### AIM OF THE TASK:
Out of the data below, copy every line with the string "title".

Dataset rows describing interfaces
---

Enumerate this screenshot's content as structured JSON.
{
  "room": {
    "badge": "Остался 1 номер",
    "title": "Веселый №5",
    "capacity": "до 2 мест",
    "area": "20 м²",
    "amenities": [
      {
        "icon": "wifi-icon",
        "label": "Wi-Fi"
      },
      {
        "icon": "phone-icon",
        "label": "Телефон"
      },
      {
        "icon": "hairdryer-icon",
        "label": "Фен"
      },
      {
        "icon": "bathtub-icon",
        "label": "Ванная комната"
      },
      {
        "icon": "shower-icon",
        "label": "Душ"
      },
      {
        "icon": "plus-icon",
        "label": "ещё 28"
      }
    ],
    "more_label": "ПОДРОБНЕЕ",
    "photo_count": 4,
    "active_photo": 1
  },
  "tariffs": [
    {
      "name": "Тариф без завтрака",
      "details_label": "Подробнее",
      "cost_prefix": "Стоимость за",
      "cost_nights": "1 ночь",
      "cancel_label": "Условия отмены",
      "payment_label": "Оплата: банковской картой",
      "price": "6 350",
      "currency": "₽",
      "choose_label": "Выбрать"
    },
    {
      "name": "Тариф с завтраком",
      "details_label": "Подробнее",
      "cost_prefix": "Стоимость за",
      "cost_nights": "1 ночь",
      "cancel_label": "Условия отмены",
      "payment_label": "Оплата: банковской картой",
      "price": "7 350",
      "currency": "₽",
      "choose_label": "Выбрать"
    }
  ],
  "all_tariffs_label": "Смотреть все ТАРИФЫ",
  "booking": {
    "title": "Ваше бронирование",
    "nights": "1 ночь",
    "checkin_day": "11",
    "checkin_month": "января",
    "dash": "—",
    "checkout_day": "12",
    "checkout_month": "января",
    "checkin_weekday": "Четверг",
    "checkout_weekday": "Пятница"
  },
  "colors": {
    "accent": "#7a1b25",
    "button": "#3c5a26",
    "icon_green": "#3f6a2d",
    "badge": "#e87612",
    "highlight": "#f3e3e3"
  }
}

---

### EXERCISE RESPONSE:
    "title": "Веселый №5",
    "title": "Ваше бронирование",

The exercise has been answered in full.